[Component data from apps and pages]
::::

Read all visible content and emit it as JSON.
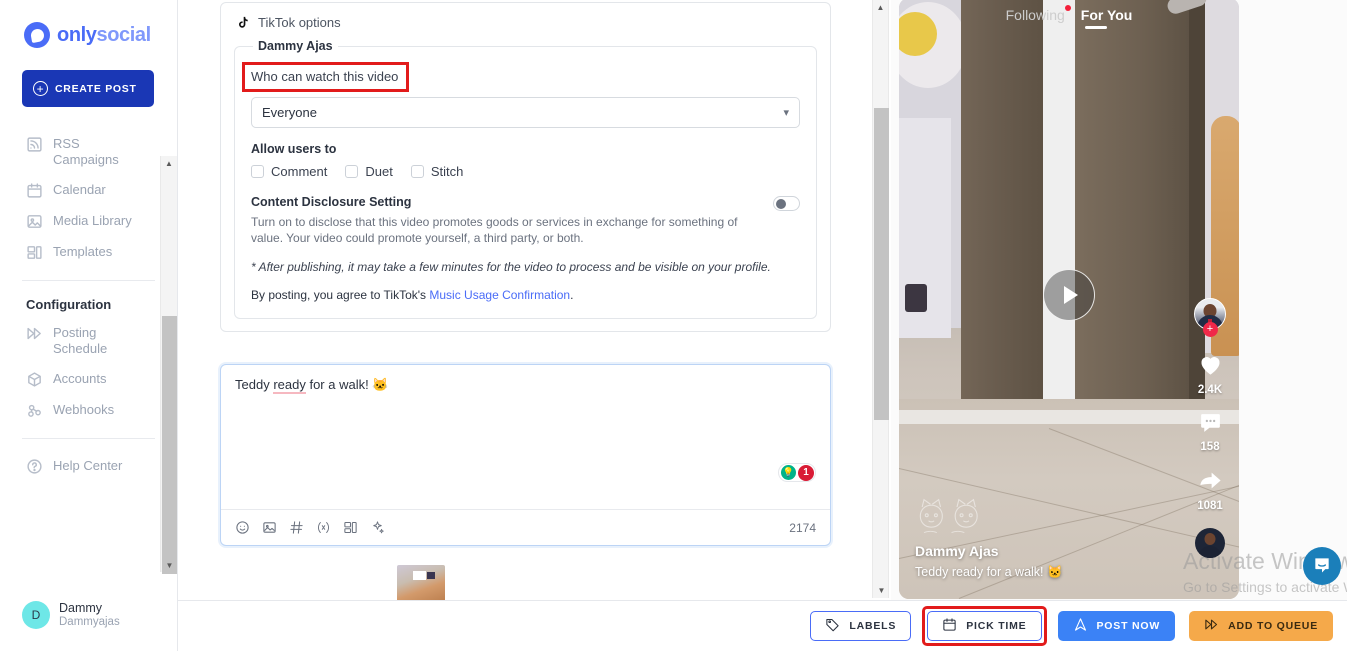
{
  "brand": {
    "name_bold": "only",
    "name_light": "social",
    "accent": "#4a6cf7"
  },
  "sidebar": {
    "create_post_label": "CREATE POST",
    "items": [
      {
        "label": "RSS Campaigns",
        "icon": "rss-icon"
      },
      {
        "label": "Calendar",
        "icon": "calendar-icon"
      },
      {
        "label": "Media Library",
        "icon": "image-icon"
      },
      {
        "label": "Templates",
        "icon": "templates-icon"
      }
    ],
    "section_title": "Configuration",
    "config_items": [
      {
        "label": "Posting Schedule",
        "icon": "fast-forward-icon"
      },
      {
        "label": "Accounts",
        "icon": "box-icon"
      },
      {
        "label": "Webhooks",
        "icon": "webhook-icon"
      }
    ],
    "help_label": "Help Center",
    "user": {
      "initial": "D",
      "name": "Dammy",
      "handle": "Dammyajas"
    }
  },
  "tiktok_card": {
    "header": "TikTok options",
    "account_legend": "Dammy Ajas",
    "privacy_label": "Who can watch this video",
    "privacy_value": "Everyone",
    "allow_users_label": "Allow users to",
    "allow_options": [
      "Comment",
      "Duet",
      "Stitch"
    ],
    "disclosure_title": "Content Disclosure Setting",
    "disclosure_desc": "Turn on to disclose that this video promotes goods or services in exchange for something of value. Your video could promote yourself, a third party, or both.",
    "processing_note": "* After publishing, it may take a few minutes for the video to process and be visible on your profile.",
    "agree_prefix": "By posting, you agree to TikTok's ",
    "agree_link": "Music Usage Confirmation",
    "agree_suffix": "."
  },
  "editor": {
    "text_before": "Teddy ",
    "text_spell": "ready",
    "text_after": " for a walk! 🐱",
    "suggestion_count": "1",
    "char_count": "2174",
    "toolbar_icons": [
      "emoji-icon",
      "image-icon",
      "hashtag-icon",
      "variable-icon",
      "template-icon",
      "ai-sparkle-icon"
    ]
  },
  "preview": {
    "tab_following": "Following",
    "tab_foryou": "For You",
    "likes": "2.4K",
    "comments": "158",
    "shares": "1081",
    "author": "Dammy Ajas",
    "caption": "Teddy ready for a walk! 🐱"
  },
  "watermark": {
    "line1": "Activate Windows",
    "line2": "Go to Settings to activate Windows."
  },
  "bottombar": {
    "labels_btn": "LABELS",
    "picktime_btn": "PICK TIME",
    "postnow_btn": "POST NOW",
    "addqueue_btn": "ADD TO QUEUE"
  }
}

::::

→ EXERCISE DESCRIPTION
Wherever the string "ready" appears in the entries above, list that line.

→ ANSWER TO THE EXERCISE
    "text_spell": "ready",
    "caption": "Teddy ready for a walk! 🐱"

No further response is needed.